Liquorice is derived from the stolons and roots of Glycyrrhiza glabra Linn. and other species of the genus Glycyrrhiza (Family Papilionaceae).
Glycyrrhiza glabra is cultivated in England, Sicily and Spain. It is also grown in Turkey, Iraq, Iran, Italy, France and Germany.
Fig 61: Liquorice. A, a stolon; B, a root; C, t.s. of a stolon; D, t.s of the phloem E, t.s em; of the xylem F, radial ls. of the xylem. b, bud; c, cambium; F phloem fibres, m. r., medullary ray; p, pith; s.p., sieve plate; s.t., sieve tube; v, vessel; x.f., xylem fibres; x.p., xylem parenchyma. (Adopted from Wallis)
The stolons are cylindrical in shape and occur in pieces of 15 cm or more in length and 1 to 2 cm in breadth. They are unbranched and may be unpeeled or peeled. The unpeeled drug is longitudinally wrinkled with occasional buds and the peeled drug is coarsely fibrous on the surface.

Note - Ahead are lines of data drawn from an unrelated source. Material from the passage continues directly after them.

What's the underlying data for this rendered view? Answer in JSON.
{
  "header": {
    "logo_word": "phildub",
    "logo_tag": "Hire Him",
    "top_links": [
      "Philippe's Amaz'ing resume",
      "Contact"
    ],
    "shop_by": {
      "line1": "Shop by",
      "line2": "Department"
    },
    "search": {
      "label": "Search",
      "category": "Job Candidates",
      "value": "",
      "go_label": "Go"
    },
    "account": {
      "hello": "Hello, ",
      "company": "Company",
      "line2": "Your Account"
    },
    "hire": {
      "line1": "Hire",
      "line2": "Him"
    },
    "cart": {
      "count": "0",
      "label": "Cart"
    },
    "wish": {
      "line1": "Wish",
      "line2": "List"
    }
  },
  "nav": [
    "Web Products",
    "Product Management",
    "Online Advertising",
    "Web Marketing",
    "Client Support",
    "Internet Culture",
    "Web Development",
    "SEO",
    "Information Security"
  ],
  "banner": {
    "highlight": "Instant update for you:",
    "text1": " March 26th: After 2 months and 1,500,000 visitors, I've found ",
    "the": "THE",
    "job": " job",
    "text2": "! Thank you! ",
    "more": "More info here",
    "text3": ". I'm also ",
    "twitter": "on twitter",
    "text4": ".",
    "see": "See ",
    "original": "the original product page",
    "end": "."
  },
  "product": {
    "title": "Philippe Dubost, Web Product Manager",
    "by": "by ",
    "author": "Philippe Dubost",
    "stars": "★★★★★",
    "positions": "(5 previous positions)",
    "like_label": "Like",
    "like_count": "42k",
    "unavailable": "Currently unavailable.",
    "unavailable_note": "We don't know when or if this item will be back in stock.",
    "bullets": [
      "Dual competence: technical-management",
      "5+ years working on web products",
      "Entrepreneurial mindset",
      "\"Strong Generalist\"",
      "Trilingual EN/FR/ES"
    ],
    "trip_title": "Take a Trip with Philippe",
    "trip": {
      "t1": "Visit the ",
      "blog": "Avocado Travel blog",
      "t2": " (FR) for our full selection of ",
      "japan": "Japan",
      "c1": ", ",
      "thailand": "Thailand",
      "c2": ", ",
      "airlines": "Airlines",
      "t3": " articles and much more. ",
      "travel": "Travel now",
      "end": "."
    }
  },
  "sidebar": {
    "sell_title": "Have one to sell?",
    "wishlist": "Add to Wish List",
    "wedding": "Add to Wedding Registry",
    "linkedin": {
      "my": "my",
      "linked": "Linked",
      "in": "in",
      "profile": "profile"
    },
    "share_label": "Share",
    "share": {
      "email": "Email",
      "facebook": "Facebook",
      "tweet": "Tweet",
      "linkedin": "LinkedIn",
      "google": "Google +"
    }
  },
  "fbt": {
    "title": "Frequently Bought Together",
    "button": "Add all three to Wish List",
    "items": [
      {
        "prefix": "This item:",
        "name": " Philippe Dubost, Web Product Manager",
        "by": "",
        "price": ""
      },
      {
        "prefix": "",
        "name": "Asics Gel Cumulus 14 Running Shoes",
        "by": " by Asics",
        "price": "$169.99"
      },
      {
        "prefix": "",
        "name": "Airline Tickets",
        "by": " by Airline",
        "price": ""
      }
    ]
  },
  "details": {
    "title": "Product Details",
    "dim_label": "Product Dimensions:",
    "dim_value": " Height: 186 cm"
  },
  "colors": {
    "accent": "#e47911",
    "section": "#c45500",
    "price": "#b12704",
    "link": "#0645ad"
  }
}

The colour varies from yellowish brown to dark brown (unpeeled drug) and pale yellow (peeled dru_. The fracture is fibrous, the fractured surface being starchy with projecting fibres. The transversely cut surface shows a radiate wood and a distinct cambium ring. A pith is visible in the stolon but is absent from the root. It has a faintly characteristic odour and sweet taste.
The peeled drug contains no cork. But the unpeeled drug contains a typical cork, the outer cells of which have thick walls and contain a reddish brown substance and the inner cells have thinner walls. The cortex contains idioblasts with prisms of calcium oxalate. The phloem tissue is made up to parenchyma traversed by numerous groups of sieve tubes and is characterised by the presence of numerous bundles of thick walled fibres surrounded by a sheath of idioblasts with calcium oxalate prisms. The xylem tissue is divided into sections by 3 to 4 cells wide large medullary rays and is composed of numerous yellow pitted vessels, lignified wood parenchyma and wood fibres. Large number of rounded starch grains are present in the parenchymatous cells.
Liquorice contains 5 to 7 percent of glycyrrhizin (a sweet principle made up of potassium and calcium salts of glycyrrhizic acid). It also contains glucose sucrose a bitter principle, starch fat and calcium oxalate.
Liquorice is used as a demulcent and expectorant. It is also used in the treatment of gastric and duodenal ulcers.
Substitutes and adulterants:
The Russian and Iranian varieties of Liquorice ( (Glycyrrhiza glabra) var. glandulifera and Glycyrrhiza glabra var. violacea respectively) and Manchurian Liquorice are common substitutes and adulterants of Liquorice.